Pirelli’s planned change to Kevlar-belted rear tyres for the British GP could still be blocked by the teams, despite its apparent confidence that the switch will go ahead.
The Italian company may be a little optimistic, because the change still requires unanimous consent from the teams, and that has not yet been forthcoming.
It’s believed that three teams have been reluctant to agree, in some cases specifically because – as outlined here this week – they would lose the advantage they currently gain by running the steel-belted right and left rear tyres the wrong way round. That will no longer be relevant with the Kevlar tyres.
Regarding the planned change Paul Hembery noted in Monaco: “It risks changing the dynamic of the tyre in terms of shape and deformation for example, you can imagine that there are a number of teams that have been extremely vocal about wanting dramatic changes, and there are a number of equally vocal teams who want absolutely no changes.
“You’re stuck in the middle of that. You have to find a solution that’s sportingly equitable, which means making as few changes as possible, because everybody had the same information and data when we started out the season, and it would be unfair on teams that perceive they are doing well at the moment to penalise them with a chance that is too dramatic.”
No agreement was reached in time for Canada, but in postponing the move until Silverstone Pirelli is at least hoping to diffuse some of the tension resulting from the teams learning that Mercedes ran Kevlar tyres at the Barcelona test, thus getting a jump start on the opposition.
The other 10 teams will now have a chance to run them on Friday in Montreal, with each driver being given two sets under the ‘experimental’ tyre rule.
However if it is wet in Montreal on Friday it seems highly unlikely that even those teams supporting the move will all agree to run the new tyres at Silverstone, knowing that Mercedes is still the only competitor with prior knowledge.
Agreement is required because Pirelli has not played the safety card, which trumps the usual arrangement, and requires no agreement from the teams.
One might assume that Pirelli does not want to resort to formally declaring that its current tyres are unsafe in order to force the change through. Indeed Paul Hembery has repeatedly made it clear Pirelli is more worried from a PR point of view about how a tread delamination looks on TV.
There is also the question of whether a loss of tread can be justified as a safety issue, when in fact it has allowed drivers to continue safely when as opposed to losing control due to a complete tyre failure.
Indeed even Hembery admitted in Monaco that the delaminating tyres could actually be viewed as safer given that they allow drivers to continue.
“It doesn’t deflate, that’s certainly true,” he said. “That is an aspect. Visually from a tyre maker’s point of view, it’s not great. Some of the damage we’ve seen this year more than likely would have caused a deflation, as we’ve seen in previous seasons, so that is debatable. It just looks really poor, so we have to change.”

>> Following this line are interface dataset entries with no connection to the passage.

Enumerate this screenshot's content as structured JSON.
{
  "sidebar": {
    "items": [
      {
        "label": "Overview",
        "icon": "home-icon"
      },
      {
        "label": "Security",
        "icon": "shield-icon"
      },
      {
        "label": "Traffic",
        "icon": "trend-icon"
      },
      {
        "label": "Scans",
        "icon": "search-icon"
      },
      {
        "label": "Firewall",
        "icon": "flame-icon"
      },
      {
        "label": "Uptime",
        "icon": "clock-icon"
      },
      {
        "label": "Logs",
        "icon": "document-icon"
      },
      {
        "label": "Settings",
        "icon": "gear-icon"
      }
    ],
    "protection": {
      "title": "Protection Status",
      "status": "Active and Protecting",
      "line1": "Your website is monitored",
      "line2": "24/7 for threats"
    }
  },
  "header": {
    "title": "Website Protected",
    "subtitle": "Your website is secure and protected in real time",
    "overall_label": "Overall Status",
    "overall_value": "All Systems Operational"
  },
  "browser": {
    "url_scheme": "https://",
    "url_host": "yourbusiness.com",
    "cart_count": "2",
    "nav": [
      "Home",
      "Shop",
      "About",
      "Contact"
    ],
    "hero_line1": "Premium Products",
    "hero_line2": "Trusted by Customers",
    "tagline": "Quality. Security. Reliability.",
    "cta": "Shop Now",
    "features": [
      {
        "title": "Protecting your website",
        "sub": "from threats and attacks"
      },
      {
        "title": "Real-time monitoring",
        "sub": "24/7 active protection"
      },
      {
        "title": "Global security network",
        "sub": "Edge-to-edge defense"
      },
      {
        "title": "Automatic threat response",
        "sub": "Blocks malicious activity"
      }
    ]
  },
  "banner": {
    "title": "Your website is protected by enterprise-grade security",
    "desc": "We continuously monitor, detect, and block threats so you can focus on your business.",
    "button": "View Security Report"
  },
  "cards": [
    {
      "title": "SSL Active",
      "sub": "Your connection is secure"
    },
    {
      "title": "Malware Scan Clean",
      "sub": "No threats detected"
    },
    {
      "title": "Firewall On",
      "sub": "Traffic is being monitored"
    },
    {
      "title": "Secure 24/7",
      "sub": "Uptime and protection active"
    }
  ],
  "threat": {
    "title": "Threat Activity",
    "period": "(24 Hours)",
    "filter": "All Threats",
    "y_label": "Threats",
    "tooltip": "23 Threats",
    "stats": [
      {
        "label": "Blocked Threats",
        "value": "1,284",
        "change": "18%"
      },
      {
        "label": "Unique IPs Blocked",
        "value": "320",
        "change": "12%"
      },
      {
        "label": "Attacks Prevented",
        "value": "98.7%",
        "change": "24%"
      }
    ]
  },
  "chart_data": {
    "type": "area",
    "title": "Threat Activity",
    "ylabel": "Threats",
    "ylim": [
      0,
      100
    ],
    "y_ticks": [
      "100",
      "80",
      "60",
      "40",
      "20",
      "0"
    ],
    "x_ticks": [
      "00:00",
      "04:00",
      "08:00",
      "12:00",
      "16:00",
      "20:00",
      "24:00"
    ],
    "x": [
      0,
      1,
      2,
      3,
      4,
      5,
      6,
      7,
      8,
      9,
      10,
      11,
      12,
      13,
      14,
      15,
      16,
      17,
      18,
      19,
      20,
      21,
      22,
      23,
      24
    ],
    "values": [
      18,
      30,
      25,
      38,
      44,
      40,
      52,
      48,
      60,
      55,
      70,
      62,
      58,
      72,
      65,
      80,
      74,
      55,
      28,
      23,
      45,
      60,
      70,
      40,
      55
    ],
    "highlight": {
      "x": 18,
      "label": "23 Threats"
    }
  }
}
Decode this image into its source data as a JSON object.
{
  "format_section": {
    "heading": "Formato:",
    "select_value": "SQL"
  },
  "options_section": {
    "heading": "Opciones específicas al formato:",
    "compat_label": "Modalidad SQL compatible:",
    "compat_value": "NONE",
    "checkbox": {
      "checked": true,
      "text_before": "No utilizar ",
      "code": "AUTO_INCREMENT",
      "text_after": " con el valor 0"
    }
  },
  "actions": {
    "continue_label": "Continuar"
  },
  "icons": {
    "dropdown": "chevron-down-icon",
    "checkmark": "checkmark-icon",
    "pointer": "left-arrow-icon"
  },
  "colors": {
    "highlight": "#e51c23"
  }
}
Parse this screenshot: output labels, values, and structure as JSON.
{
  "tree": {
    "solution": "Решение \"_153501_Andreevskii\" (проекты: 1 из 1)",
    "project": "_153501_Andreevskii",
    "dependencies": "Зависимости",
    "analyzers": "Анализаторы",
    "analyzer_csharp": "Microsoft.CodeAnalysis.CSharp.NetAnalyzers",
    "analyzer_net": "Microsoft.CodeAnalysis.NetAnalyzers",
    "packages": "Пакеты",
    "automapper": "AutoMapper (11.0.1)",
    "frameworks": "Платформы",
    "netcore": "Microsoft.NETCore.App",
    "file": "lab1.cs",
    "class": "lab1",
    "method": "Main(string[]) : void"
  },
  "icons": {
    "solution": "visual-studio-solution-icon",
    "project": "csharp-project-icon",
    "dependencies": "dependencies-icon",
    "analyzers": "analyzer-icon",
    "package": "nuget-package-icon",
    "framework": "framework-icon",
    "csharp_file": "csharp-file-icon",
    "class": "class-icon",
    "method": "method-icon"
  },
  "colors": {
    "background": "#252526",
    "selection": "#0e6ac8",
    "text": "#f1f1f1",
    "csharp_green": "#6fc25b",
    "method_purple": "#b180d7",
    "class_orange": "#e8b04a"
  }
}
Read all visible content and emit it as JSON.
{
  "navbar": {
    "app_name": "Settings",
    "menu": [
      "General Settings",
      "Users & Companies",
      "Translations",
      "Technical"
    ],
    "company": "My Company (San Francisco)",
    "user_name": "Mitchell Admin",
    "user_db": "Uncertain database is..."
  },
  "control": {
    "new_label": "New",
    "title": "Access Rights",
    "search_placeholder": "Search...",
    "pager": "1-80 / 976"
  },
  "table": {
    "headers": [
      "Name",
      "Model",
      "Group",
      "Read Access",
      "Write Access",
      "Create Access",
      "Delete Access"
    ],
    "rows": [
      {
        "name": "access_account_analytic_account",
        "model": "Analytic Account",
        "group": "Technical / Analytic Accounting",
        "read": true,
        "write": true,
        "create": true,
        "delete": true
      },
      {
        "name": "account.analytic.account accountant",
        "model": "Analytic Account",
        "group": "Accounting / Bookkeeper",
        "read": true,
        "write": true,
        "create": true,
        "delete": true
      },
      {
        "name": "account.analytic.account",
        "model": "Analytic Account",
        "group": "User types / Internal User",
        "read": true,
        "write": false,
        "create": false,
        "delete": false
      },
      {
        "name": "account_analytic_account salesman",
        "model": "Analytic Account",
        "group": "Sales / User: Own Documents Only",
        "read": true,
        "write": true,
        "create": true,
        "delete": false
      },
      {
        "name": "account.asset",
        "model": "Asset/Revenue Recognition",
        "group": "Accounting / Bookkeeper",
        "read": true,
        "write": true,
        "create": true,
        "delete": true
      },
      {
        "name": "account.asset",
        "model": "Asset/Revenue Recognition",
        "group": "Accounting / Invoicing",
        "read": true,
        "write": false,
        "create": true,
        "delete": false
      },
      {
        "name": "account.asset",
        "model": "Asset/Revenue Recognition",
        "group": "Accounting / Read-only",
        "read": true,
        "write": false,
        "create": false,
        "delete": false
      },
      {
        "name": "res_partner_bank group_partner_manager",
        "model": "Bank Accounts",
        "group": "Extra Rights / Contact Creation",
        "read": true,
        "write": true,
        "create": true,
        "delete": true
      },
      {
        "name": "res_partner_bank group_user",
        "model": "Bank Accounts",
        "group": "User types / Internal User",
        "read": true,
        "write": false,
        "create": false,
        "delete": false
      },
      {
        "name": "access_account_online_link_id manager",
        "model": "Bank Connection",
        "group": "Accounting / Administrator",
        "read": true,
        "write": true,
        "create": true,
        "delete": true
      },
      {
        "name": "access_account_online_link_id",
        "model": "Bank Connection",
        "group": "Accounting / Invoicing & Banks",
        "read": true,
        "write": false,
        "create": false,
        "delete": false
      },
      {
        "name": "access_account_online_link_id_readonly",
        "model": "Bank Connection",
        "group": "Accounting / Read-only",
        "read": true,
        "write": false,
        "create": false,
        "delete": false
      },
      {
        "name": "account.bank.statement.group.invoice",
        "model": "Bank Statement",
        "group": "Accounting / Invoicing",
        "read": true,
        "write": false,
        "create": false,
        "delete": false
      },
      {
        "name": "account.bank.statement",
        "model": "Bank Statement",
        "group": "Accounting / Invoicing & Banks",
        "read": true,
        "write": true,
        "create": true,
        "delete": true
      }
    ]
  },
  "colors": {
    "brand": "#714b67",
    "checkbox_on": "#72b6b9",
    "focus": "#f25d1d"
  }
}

Others in the pitlane support the view that the current tyres are better.
“The safest mode of failure with a cut tyre is what they have,” one team insider told this writer. “Or you can have a puncture that deflates rapidly and then explodes. The safest thing they can do is basically make this construction not delaminate. That’s just a bonding issue between the tread and the casing, that’s the bottom line.
“They found out that last year’s tyres have the better bond, because the bond between Kevlar and rubber is a lot easier to get right than it is between steel and rubber. For them it’s let’s go back to Kevlar, and then the tread won’t come off. But you’ll get punctures…”